Efficacy and Tolerance of Immune Checkpoint Inhibitors in Transplant Patients With Cancer

A Systematic Review

Thibaut d'Izarny-Gargas; Antoine Durrbach; Mohamad Zaidan


American Journal of Transplantation. 2020;20(9):2457-2465. 

In This Article

Abstract and Introduction


Solid organ transplant (SOT) is frequently complicated by cancers, which render immunosuppression challenging. Immune checkpoint inhibitors have emerged as treatments for many cancers. Data are lacking regarding efficacy and rejection risk in the SOT population. We conducted a systematic literature review and analyzed 83 cases of immune checkpoint inhibitor use for cancer in SOT. Two thirds of these patients received anti–programmed death ligand 1 therapy, 15.7% received anti–cytotoxic T lymphocyte–associated protein 4 therapy, and 10.8% received a combination. Allograft rejection occurred in 39.8% of patients, leading to end-stage organ failure in 71.0% of cases. Outcomes were similar across organs and immunotherapy regimens. The use of immunosuppressants other than steroids, time since transplant, and prior episodes of rejection were associated with the risk of rejection. The median overall survival of patients was 36 weeks. Most of the deaths were related to cancer progression. In nonkidney recipients, graft rejection was strongly associated with worse survival. At the end of the study, 19.3% of the patients were alive, free from rejection and tumor progression. This study highlights the difficult tradeoff facing oncologists and transplant specialists managing transplant recipients with cancer, and the need for prospective data and novel biomarkers for identifying the patients likely to benefit from immunotherapy in the SOT setting.


Cancer development in solid-organ transplant recipients (SOTRs) is a major concern, because many tumors have a higher frequency in such patients than in the general population[1,2] and cancer is the second leading cause of mortality in these patients.[3] Immunosuppression is essential to ensure allograft tolerance, but it also increases the risk of tumor emergence and progression.[4]

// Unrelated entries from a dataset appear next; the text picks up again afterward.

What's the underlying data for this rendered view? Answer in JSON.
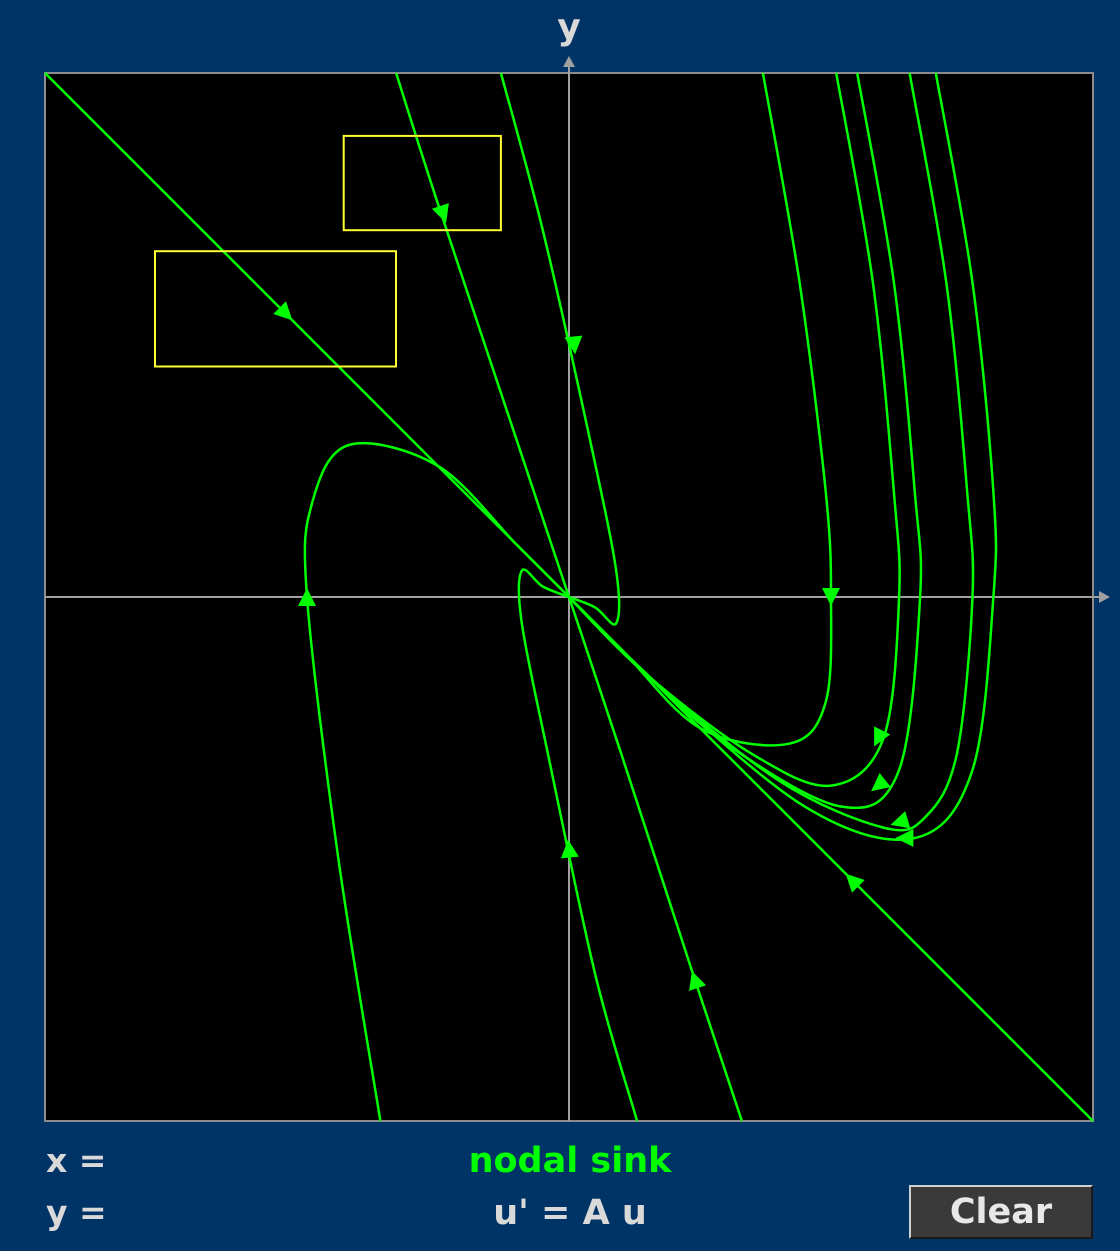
{
  "axes": {
    "y_label": "y",
    "x_label": ""
  },
  "readouts": {
    "x_label": "x =",
    "y_label": "y ="
  },
  "status": {
    "classification": "nodal sink",
    "equation": "u' = A u"
  },
  "buttons": {
    "clear_label": "Clear"
  },
  "colors": {
    "background": "#003366",
    "plot_background": "#000000",
    "trajectory": "#00ff00",
    "axis": "#a0a0a0",
    "selection_box": "#ffff33",
    "frame": "#8c8c8c"
  },
  "chart_data": {
    "type": "phase-portrait",
    "xlim": [
      -1,
      1
    ],
    "ylim": [
      -1,
      1
    ],
    "grid": false,
    "classification": "nodal sink",
    "eigen_directions": [
      {
        "dx": 1,
        "dy": -1
      },
      {
        "dx": 1,
        "dy": -3
      }
    ],
    "trajectories": [
      {
        "points": [
          [
            -1.0,
            1.0
          ],
          [
            -0.85,
            0.85
          ],
          [
            -0.5,
            0.5
          ],
          [
            -0.2,
            0.2
          ],
          [
            0.0,
            0.0
          ],
          [
            0.3,
            -0.3
          ],
          [
            0.6,
            -0.6
          ],
          [
            1.0,
            -1.0
          ]
        ]
      },
      {
        "points": [
          [
            -0.33,
            1.0
          ],
          [
            -0.25,
            0.75
          ],
          [
            -0.1,
            0.3
          ],
          [
            0.0,
            0.0
          ],
          [
            0.1,
            -0.3
          ],
          [
            0.24,
            -0.73
          ],
          [
            0.33,
            -1.0
          ]
        ]
      },
      {
        "points": [
          [
            -0.13,
            1.0
          ],
          [
            -0.05,
            0.7
          ],
          [
            0.04,
            0.3
          ],
          [
            0.09,
            0.05
          ],
          [
            0.09,
            -0.05
          ],
          [
            0.05,
            -0.02
          ],
          [
            0.0,
            0.0
          ]
        ]
      },
      {
        "points": [
          [
            0.13,
            -1.0
          ],
          [
            0.05,
            -0.72
          ],
          [
            -0.04,
            -0.3
          ],
          [
            -0.09,
            -0.05
          ],
          [
            -0.09,
            0.05
          ],
          [
            -0.05,
            0.02
          ],
          [
            0.0,
            0.0
          ]
        ]
      },
      {
        "points": [
          [
            -0.36,
            -1.0
          ],
          [
            -0.44,
            -0.5
          ],
          [
            -0.5,
            0.0
          ],
          [
            -0.49,
            0.18
          ],
          [
            -0.42,
            0.29
          ],
          [
            -0.25,
            0.25
          ],
          [
            -0.1,
            0.1
          ],
          [
            0.0,
            0.0
          ]
        ]
      },
      {
        "points": [
          [
            0.37,
            1.0
          ],
          [
            0.44,
            0.6
          ],
          [
            0.49,
            0.2
          ],
          [
            0.5,
            0.0
          ],
          [
            0.49,
            -0.2
          ],
          [
            0.42,
            -0.28
          ],
          [
            0.25,
            -0.25
          ],
          [
            0.1,
            -0.1
          ],
          [
            0.0,
            0.0
          ]
        ]
      },
      {
        "points": [
          [
            0.51,
            1.0
          ],
          [
            0.58,
            0.6
          ],
          [
            0.62,
            0.2
          ],
          [
            0.63,
            0.0
          ],
          [
            0.6,
            -0.27
          ],
          [
            0.5,
            -0.36
          ],
          [
            0.35,
            -0.3
          ],
          [
            0.15,
            -0.15
          ],
          [
            0.0,
            0.0
          ]
        ]
      },
      {
        "points": [
          [
            0.55,
            1.0
          ],
          [
            0.62,
            0.6
          ],
          [
            0.66,
            0.2
          ],
          [
            0.67,
            0.0
          ],
          [
            0.63,
            -0.33
          ],
          [
            0.52,
            -0.4
          ],
          [
            0.3,
            -0.28
          ],
          [
            0.12,
            -0.12
          ],
          [
            0.0,
            0.0
          ]
        ]
      },
      {
        "points": [
          [
            0.65,
            1.0
          ],
          [
            0.72,
            0.6
          ],
          [
            0.76,
            0.2
          ],
          [
            0.77,
            0.0
          ],
          [
            0.74,
            -0.3
          ],
          [
            0.68,
            -0.42
          ],
          [
            0.6,
            -0.44
          ],
          [
            0.4,
            -0.35
          ],
          [
            0.15,
            -0.15
          ],
          [
            0.0,
            0.0
          ]
        ]
      },
      {
        "points": [
          [
            0.7,
            1.0
          ],
          [
            0.77,
            0.6
          ],
          [
            0.81,
            0.2
          ],
          [
            0.81,
            0.0
          ],
          [
            0.77,
            -0.33
          ],
          [
            0.66,
            -0.46
          ],
          [
            0.45,
            -0.4
          ],
          [
            0.15,
            -0.15
          ],
          [
            0.0,
            0.0
          ]
        ]
      }
    ],
    "arrows": [
      {
        "x": -0.54,
        "y": 0.54,
        "dx": 1,
        "dy": -1
      },
      {
        "x": -0.24,
        "y": 0.73,
        "dx": 1,
        "dy": -3
      },
      {
        "x": 0.01,
        "y": 0.48,
        "dx": 0.1,
        "dy": -1
      },
      {
        "x": -0.5,
        "y": 0.0,
        "dx": 0,
        "dy": 1
      },
      {
        "x": 0.5,
        "y": 0.0,
        "dx": 0,
        "dy": -1
      },
      {
        "x": -0.0,
        "y": -0.48,
        "dx": -0.1,
        "dy": 1
      },
      {
        "x": 0.24,
        "y": -0.73,
        "dx": -1,
        "dy": 3
      },
      {
        "x": 0.54,
        "y": -0.54,
        "dx": -1,
        "dy": 1
      },
      {
        "x": 0.59,
        "y": -0.27,
        "dx": -0.5,
        "dy": -1
      },
      {
        "x": 0.59,
        "y": -0.36,
        "dx": -1,
        "dy": -0.8
      },
      {
        "x": 0.63,
        "y": -0.43,
        "dx": -1,
        "dy": -0.3
      },
      {
        "x": 0.64,
        "y": -0.46,
        "dx": -1,
        "dy": 0
      }
    ],
    "selection_boxes": [
      {
        "x0": -0.43,
        "x1": -0.13,
        "y0": 0.7,
        "y1": 0.88
      },
      {
        "x0": -0.79,
        "x1": -0.33,
        "y0": 0.44,
        "y1": 0.66
      }
    ]
  }
}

Immunotherapy has recently emerged as a treatment option for many cancers.[5–9] Pathology studies have shown that tumor cells or the surrounding tumor-infiltrating lymphocytes express programmed cell death protein 1 (PD1)/programmed death ligand (PD-L1) and/or cytotoxic T lymphocyte–associated protein 4 (CTLA-4), which may hinder full T lymphocyte activation by inhibiting the second signal pathway. Immune checkpoint inhibitors (CPIs) targeting these molecules can be used to restore T lymphocyte activation and antitumor activity. CPIs have gained US Food and Drug Administration approval following randomized controlled trials showing benefit for patient survival.[5] However, SOTRs were excluded from these trials, due to concerns that such treatment strategies might trigger allograft rejection and that the immunosuppressive drugs might decrease antitumor efficacy.[9]

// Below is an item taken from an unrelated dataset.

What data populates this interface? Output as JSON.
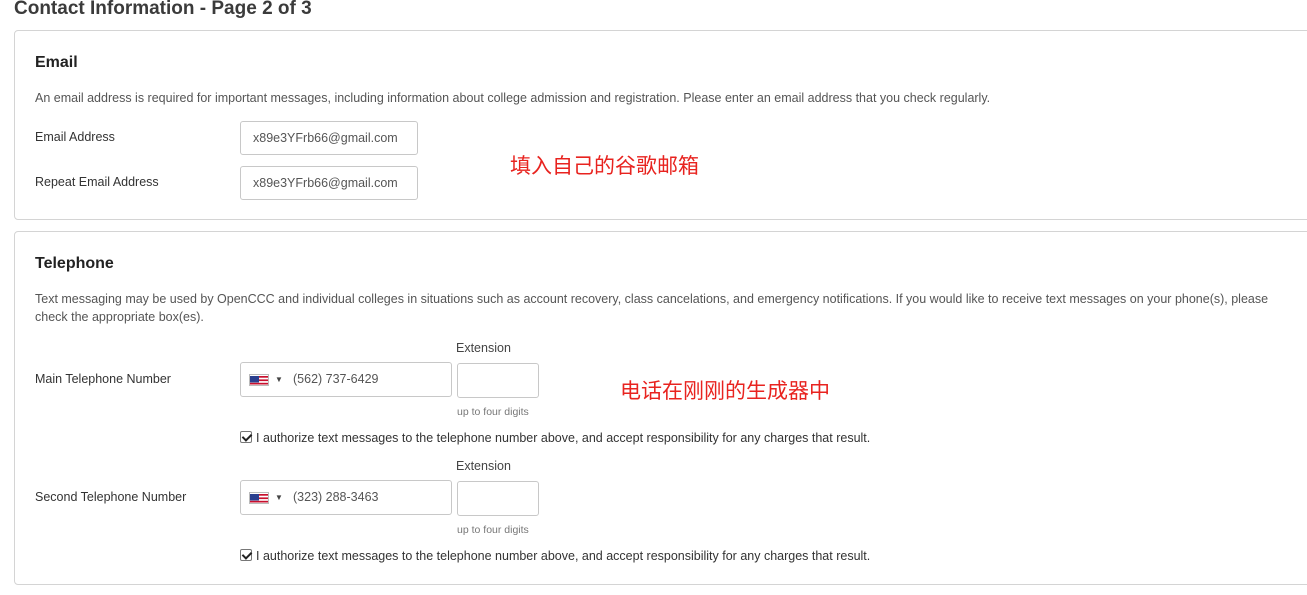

In solid organ transplant, immune checkpoint pathways also play an important role in controlling the immune response. For example, belatacept, a CTLA-4–immunoglobulin fusion protein inhibiting T cell coactivation, is used instead of calcineurin inhibitors for some kidney transplant patients. It has been shown to be effective for preventing acute rejection in kidney transplant patients,[10] by inhibiting the interaction between CD80/86 on presenting cells with their ligands CD28 or CTLA-4. However, a higher rate of acute rejection has been observed in patients treated with belatacept than in controls in phase 3 studies, and this rejection is associated with a higher proportion of CD8+CD28+ or CD4+CD57+PD-1 memory T cells.[11,12] Conversely, the impairment of T cell activation by belatacept is associated with a higher risk of lymphoma after transplant in Epstein-Barr virus (EBV)-negative patients receiving an organ from EBV-positive donors.[13] Moreover, there is experimental evidence to suggest that the immunoregulatory pathways controlling the second signal are involved in graft tolerance, resulting in a probable risk of organ rejection in cases of blockade.[14–18] These findings highlight the complexity of the role of checkpoint pathways in graft acceptance and the control of tumor development and drug response in SOTRs.

Case reports and short series documenting the use of CPIs in SOTRs have yielded conflicting results for organ rejection and antitumor efficacy.[19–21] The true benefits and pitfalls of CPI use in SOTRs with cancer remain to be determined. The concomitant management of immunosuppression also remains a major concern. This systematic literature review addresses these issues.